Previewing the Future: Reid Travis
Stanford will lose two of its top players after this season in forwards Josh Huestis and Dwight Powell, with no clear replacement currently on the roster.
But there's a chance one of Stanford's next starting forwards isn't currently on the team. Enter Reid Travis, the nation's No. 40 player who committed to Stanford over offers from Duke, UCLA, Michigan State and many others. At 6-foot-7, 235-pounds, Travis has the size and strength to handle a significant workload early in his college career.
"He's college ready," Stanford coach Johnny Dawkins said. "Physically and mentally this young man is ready. It never ceases to amaze me his work ethic, his desire to become good. He already physically is there because like I said he has the weight and strength to come in and contribute right away."
Stanford started recruiting Travis in his freshman year of high school. They were the first college program to send him a recruiting letter.
"He's the young man we probably recruited the longest," Dawkins said.
But for a while, it was unclear whether Travis would pursue football or basketball in college. He starred at quarterback for his high school team, and picked up gridiron offers from Rutgers, Boston College and Iowa. Though Travis will be focused on the hardwood at Stanford, Dawkins thinks some of the skills the four-star recruit acquired during his football career will translate well.

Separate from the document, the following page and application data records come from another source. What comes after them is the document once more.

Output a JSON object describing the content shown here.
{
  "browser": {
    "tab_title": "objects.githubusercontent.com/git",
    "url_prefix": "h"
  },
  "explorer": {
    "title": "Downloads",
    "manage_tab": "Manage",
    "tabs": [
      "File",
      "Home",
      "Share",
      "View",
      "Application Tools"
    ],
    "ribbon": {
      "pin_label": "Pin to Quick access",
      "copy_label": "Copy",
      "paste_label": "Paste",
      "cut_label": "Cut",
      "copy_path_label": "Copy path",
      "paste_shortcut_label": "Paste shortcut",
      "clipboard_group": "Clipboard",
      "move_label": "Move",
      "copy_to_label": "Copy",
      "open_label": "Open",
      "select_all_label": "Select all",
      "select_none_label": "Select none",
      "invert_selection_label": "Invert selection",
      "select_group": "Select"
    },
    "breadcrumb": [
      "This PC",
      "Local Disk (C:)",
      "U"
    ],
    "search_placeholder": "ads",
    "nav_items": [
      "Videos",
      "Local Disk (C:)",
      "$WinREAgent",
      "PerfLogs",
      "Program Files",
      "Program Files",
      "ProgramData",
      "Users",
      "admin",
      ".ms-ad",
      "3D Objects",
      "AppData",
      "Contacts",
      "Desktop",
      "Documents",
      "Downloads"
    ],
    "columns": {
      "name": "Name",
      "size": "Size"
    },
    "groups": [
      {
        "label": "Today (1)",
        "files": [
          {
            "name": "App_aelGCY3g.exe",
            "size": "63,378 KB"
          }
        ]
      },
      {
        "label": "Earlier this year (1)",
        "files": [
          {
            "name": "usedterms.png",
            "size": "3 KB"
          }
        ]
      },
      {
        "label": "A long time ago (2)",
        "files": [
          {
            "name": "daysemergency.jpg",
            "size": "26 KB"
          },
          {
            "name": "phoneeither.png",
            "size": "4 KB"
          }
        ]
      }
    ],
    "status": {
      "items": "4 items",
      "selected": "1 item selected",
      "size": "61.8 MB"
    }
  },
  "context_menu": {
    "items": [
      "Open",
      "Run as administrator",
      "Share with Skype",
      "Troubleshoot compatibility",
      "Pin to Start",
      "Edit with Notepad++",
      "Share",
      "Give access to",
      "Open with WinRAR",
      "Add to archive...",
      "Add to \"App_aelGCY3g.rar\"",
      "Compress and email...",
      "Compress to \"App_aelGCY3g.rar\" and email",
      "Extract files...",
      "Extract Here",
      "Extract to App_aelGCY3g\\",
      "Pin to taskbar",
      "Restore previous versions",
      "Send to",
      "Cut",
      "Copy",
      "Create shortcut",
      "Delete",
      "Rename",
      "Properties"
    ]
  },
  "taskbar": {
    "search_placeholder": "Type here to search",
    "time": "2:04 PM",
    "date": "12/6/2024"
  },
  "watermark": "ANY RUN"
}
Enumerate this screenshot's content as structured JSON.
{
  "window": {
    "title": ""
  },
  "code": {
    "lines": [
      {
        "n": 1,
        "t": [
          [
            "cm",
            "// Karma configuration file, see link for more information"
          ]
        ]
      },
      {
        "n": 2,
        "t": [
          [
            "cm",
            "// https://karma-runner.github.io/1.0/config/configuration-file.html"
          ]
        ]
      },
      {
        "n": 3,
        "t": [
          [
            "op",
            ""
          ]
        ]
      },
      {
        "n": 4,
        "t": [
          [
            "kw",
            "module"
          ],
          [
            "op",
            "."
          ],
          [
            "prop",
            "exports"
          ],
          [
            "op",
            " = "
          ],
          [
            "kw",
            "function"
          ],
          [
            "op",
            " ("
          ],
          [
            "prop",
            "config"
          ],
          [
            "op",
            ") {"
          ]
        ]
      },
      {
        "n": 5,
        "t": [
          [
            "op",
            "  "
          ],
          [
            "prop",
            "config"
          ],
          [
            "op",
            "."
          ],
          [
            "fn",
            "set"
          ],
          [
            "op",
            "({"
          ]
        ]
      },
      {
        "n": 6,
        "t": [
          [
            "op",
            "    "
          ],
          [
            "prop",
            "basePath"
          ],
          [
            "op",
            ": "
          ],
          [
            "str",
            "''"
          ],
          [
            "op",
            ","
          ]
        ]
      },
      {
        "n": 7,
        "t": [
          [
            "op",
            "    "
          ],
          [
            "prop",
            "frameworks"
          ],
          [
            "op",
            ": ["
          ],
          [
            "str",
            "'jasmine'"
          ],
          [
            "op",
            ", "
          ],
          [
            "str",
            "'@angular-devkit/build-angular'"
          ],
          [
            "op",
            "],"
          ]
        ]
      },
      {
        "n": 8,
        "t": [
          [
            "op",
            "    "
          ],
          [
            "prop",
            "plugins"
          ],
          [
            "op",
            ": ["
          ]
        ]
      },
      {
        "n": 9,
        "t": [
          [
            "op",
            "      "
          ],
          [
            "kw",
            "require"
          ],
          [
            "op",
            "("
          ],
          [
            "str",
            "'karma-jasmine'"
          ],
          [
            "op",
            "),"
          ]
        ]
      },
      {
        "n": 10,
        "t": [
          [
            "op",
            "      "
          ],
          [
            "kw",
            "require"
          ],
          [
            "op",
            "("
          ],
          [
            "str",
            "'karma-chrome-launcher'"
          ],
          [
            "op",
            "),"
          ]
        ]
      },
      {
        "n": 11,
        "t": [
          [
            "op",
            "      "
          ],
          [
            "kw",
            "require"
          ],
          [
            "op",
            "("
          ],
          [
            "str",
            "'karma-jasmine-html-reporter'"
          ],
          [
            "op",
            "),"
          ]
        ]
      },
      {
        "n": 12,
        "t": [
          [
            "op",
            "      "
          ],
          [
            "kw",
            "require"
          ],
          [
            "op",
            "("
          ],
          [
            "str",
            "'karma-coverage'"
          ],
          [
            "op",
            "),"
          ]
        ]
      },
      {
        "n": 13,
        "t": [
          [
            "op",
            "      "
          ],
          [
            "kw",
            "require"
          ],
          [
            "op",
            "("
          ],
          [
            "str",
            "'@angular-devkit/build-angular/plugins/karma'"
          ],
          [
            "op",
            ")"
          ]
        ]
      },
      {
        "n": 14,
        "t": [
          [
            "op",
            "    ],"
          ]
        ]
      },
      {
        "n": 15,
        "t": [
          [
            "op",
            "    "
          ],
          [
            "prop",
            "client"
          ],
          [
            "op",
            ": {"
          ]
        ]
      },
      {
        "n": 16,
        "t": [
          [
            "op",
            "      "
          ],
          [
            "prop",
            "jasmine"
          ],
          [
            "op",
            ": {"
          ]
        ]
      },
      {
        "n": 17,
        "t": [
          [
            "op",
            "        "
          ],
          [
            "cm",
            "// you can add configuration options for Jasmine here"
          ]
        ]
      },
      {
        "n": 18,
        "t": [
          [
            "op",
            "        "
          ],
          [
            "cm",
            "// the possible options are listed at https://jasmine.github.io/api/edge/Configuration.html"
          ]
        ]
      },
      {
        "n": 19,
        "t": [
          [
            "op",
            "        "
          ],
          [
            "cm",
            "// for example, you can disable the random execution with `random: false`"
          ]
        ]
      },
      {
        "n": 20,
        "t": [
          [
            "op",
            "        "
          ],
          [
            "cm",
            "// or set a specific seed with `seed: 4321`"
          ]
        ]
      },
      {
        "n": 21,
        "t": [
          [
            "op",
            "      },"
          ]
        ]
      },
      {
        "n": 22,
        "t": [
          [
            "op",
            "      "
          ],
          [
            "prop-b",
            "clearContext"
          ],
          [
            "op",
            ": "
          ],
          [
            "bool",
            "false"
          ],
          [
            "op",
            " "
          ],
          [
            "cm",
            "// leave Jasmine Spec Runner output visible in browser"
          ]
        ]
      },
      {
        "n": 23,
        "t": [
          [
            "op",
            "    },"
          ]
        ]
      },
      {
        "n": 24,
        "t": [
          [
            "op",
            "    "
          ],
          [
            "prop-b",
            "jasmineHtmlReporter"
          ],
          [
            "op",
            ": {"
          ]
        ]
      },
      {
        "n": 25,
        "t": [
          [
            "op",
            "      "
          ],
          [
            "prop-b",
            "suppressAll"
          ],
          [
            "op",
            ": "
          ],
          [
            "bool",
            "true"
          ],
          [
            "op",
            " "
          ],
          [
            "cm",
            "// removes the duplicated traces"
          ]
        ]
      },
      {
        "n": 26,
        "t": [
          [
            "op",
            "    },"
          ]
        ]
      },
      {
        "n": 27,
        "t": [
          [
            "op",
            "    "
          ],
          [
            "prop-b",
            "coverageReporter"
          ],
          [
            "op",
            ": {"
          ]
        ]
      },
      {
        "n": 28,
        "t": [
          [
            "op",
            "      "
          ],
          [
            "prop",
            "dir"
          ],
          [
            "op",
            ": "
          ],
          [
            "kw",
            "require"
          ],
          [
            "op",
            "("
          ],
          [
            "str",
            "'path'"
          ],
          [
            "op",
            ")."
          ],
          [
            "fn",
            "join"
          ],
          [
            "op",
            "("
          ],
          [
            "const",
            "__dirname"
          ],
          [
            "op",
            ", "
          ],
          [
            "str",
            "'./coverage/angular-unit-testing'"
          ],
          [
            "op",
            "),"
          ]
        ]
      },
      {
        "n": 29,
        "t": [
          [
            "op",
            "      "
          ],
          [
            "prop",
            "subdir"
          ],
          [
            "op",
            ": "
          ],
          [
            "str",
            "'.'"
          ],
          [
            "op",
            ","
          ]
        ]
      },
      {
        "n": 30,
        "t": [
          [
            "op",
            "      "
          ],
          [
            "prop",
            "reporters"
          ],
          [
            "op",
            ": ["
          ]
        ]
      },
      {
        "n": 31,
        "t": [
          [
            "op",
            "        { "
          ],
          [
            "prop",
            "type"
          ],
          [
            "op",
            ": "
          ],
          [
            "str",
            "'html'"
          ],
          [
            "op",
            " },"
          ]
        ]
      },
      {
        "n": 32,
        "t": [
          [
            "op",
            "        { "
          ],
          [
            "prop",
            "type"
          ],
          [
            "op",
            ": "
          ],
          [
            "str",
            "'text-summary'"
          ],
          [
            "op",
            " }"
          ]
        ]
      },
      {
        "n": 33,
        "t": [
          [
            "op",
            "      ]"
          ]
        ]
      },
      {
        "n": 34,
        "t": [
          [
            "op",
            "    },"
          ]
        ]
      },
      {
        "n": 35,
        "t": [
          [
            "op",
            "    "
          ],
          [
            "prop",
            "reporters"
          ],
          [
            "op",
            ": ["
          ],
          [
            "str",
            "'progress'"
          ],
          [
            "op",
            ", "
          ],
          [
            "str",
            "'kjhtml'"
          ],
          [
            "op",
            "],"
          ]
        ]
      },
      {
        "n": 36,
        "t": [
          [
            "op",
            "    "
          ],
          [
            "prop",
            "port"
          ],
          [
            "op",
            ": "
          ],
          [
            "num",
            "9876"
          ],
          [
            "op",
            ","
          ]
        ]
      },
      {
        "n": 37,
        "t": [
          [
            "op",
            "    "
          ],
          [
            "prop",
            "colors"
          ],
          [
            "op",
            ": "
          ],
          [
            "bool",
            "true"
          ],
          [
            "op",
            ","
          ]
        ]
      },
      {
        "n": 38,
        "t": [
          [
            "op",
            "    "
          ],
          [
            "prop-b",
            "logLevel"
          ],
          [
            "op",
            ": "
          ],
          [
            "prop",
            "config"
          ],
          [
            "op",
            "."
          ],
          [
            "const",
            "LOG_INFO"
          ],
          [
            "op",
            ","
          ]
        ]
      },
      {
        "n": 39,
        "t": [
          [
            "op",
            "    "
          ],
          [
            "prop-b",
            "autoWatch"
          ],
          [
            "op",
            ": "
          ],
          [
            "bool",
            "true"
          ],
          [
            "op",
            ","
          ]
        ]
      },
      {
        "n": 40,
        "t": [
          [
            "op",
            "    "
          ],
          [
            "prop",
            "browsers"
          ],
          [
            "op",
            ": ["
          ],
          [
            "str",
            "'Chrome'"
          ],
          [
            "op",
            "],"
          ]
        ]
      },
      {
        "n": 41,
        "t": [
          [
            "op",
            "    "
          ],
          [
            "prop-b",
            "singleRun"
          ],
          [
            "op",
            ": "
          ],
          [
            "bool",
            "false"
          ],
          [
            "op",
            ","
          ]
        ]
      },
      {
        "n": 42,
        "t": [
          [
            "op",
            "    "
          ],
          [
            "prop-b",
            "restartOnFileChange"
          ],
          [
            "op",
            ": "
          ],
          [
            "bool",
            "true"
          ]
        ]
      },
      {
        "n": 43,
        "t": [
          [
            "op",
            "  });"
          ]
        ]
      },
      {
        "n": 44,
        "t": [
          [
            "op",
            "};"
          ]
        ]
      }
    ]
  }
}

"(He's) another young man who brings a lot of intangibles," Dawkins said. "He brings a winning spirit, great competitor. Very versatile player for us he's a guy that we can see playing on the perimeter but he can also score on the low post. He has a real good feel for the game having been a quarterback himself. Those guys know how to audible and make quick decisions so we're excited to have him be a part of that. And also leadership skills from him, because at that position you have to lead as well. I think he brings a lot to our team from the standpoint of a winning culture from the high school he comes from, he's been well coached, he has a very good understanding of the game and he's very versatile."
Dawkins doesn't know exactly how much Travis will play or precisely where he'll fit into Stanford's 2014-2015 squad, but he envisions Travis playing early and providing a versatile offensive presence.

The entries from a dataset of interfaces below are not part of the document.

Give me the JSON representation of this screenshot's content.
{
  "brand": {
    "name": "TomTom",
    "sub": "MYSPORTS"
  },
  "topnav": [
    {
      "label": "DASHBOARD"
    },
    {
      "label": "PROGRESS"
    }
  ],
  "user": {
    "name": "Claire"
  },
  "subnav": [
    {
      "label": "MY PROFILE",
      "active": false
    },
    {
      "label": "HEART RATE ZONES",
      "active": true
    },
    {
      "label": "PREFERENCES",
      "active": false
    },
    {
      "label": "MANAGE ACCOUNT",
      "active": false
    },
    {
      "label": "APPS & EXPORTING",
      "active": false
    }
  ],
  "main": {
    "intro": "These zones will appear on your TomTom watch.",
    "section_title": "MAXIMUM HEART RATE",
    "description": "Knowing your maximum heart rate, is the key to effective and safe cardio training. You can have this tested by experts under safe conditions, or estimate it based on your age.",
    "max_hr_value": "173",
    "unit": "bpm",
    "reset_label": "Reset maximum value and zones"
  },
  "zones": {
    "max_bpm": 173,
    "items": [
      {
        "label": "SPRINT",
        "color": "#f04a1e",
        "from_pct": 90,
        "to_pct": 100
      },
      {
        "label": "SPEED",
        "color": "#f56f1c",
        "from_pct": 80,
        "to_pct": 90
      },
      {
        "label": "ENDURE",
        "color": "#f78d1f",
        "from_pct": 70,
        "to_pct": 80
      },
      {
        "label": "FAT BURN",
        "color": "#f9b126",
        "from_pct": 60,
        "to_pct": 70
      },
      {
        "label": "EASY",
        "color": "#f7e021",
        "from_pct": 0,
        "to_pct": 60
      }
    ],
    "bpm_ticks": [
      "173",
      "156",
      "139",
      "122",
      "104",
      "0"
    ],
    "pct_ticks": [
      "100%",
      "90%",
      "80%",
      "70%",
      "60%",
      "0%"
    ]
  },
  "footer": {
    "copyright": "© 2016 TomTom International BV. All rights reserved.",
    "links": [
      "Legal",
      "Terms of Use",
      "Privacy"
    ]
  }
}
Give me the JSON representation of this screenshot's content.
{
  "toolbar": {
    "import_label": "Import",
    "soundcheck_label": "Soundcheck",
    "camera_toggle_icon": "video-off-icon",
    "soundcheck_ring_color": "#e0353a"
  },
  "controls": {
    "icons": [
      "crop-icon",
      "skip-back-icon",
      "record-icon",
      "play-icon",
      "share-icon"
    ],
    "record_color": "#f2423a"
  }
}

"It's always tough to say what's going to happen looking way into the future but we expect him to make some good contributions," Dawkins said. "We expect him to be a young man that's a forward for us that can play on the perimeter. He can also play some in the post, but he's more versatile for us, kind of like what you see looking at a Josh Huestis for us now, he's outside, inside, he's kind of all over the place for us and so is Dwight. He's cut from the same cloth as those guys."
Why Stanford? "Just the comfort feel I got," Travis told Cardinal Sports Report after making his decision. "The coaching staff and the players and all that, it's tough to find that many people that you feel like you have the same mindset and the same goals and aspirations. You don't find that everywhere, where you really just have a lot of good guys on the same team where I felt like everyone kind of has the same beliefs and the background that I came from. I wanted to go some place where the academics were just as strong as basketball, and I think that Stanford kind of epitomizes that with their program."

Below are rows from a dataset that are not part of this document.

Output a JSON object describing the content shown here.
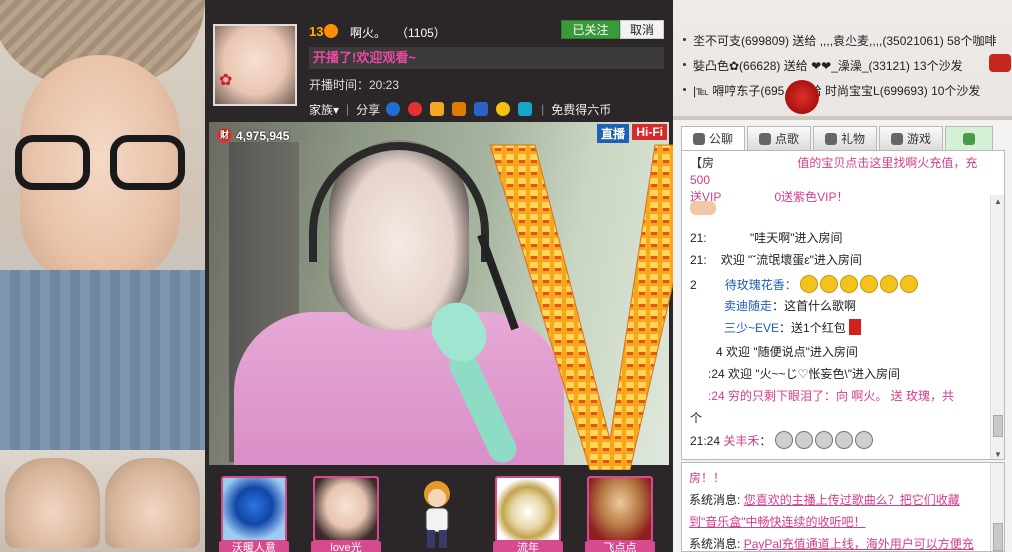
{
  "anchor": {
    "level": "13",
    "name": "啊火。",
    "id": "（1105）",
    "followed_label": "已关注",
    "cancel_label": "取消",
    "announcement": "开播了!欢迎观看~",
    "airtime": "开播时间：20:23",
    "family_label": "家族▾",
    "share_label": "分享",
    "free_coins_label": "免费得六币"
  },
  "video": {
    "wealth": "4,975,945",
    "wealth_icon": "财",
    "live_badge": "直播",
    "hifi_badge": "Hi-Fi"
  },
  "gifts": [
    {
      "label": "沃暖人意"
    },
    {
      "label": "love光"
    },
    {
      "label": ""
    },
    {
      "label": "流年"
    },
    {
      "label": "飞点点"
    }
  ],
  "ticker": [
    "坔不可支(699809) 送给 ,,,,袁尐麦,,,,(35021061) 58个咖啡",
    "娤凸色✿(66628) 送给 ❤❤_澡澡_(33121) 13个沙发",
    "|℡ 嘚哼东子(695... 送给 时尚宝宝L(699693) 10个沙发"
  ],
  "tabs": [
    {
      "label": "公聊",
      "icon": "chat-bubble-icon"
    },
    {
      "label": "点歌",
      "icon": "microphone-icon"
    },
    {
      "label": "礼物",
      "icon": "gift-icon"
    },
    {
      "label": "游戏",
      "icon": "gamepad-icon"
    },
    {
      "label": "",
      "icon": "badge-icon"
    }
  ],
  "chat": {
    "notice_prefix": "【房",
    "notice_text": "值的宝贝点击这里找啊火充值，充500",
    "notice_line2_a": "送VIP",
    "notice_line2_b": "0送紫色VIP！",
    "lines": [
      {
        "time": "21:",
        "text": " \"哇天啊\"进入房间"
      },
      {
        "time": "21:",
        "text": "欢迎 \"ˇ流氓壞蛋ε\"进入房间"
      },
      {
        "time": "2",
        "user": "待玫瑰花香：",
        "text": ""
      },
      {
        "time": "",
        "user": "卖迪随走",
        "text": "：这首什么歌啊"
      },
      {
        "time": "",
        "user": "三少~EVE",
        "text": "：送1个红包"
      },
      {
        "time": "",
        "text": "4 欢迎 \"随便说点\"进入房间"
      },
      {
        "time": "",
        "text": ":24 欢迎 \"火~~じ♡怅妄色\\\"进入房间"
      },
      {
        "time": "",
        "text": ":24 穷的只剩下眼泪了：向 啊火。 送    玫瑰，共"
      },
      {
        "time": "",
        "text": "个"
      },
      {
        "time": "21:24",
        "user": "关丰禾",
        "text": "："
      }
    ]
  },
  "system": {
    "line0": "房！！",
    "label": "系统消息:",
    "msg1_a": "您喜欢的主播上传过歌曲么？把它们收藏",
    "msg1_b": "到\"音乐盒\"中畅快连续的收听吧！",
    "msg2": "PayPal充值通道上线，海外用户可以方便充"
  },
  "colors": {
    "accent_pink": "#d63c8a",
    "follow_green": "#3a9a3a",
    "live_blue": "#1d60b8",
    "hifi_red": "#d82a2a"
  }
}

Scouting Report: Hard playing insider is amongst the most physical players in the country. Attacks the glass on both ends and is a good scorer out to 15 feet. Slightly undersized for the power forward but makes up for it with his toughness and strength. - Eric Bossi, Rivals.com. 9/24/2013
On film: Minneapolis (Minn) De La Salle senior power forward Reid Travis of the Celtics had 28 points and 11 rebounds in a 76-63 victory over the Lakers at the NBPA Camp on June 15, 2013, in Charlottesville, Va. The scouting video shows Travis' (No. 66) box score statistics except fouls.
Fun Fact: Travis is believed to be the first recruit with committable offers from Stanford and Duke (and the Blue Devils and Cardinal among his top two or three) to select Stanford since prior to Casey Jacobsen in the late-1990's. Jacobsen had offers from Duke and Stanford, but the Blue Devils filled their recruiting class with Mike Dunleavy, Jr., causing Jacobsen to end up on The Farm.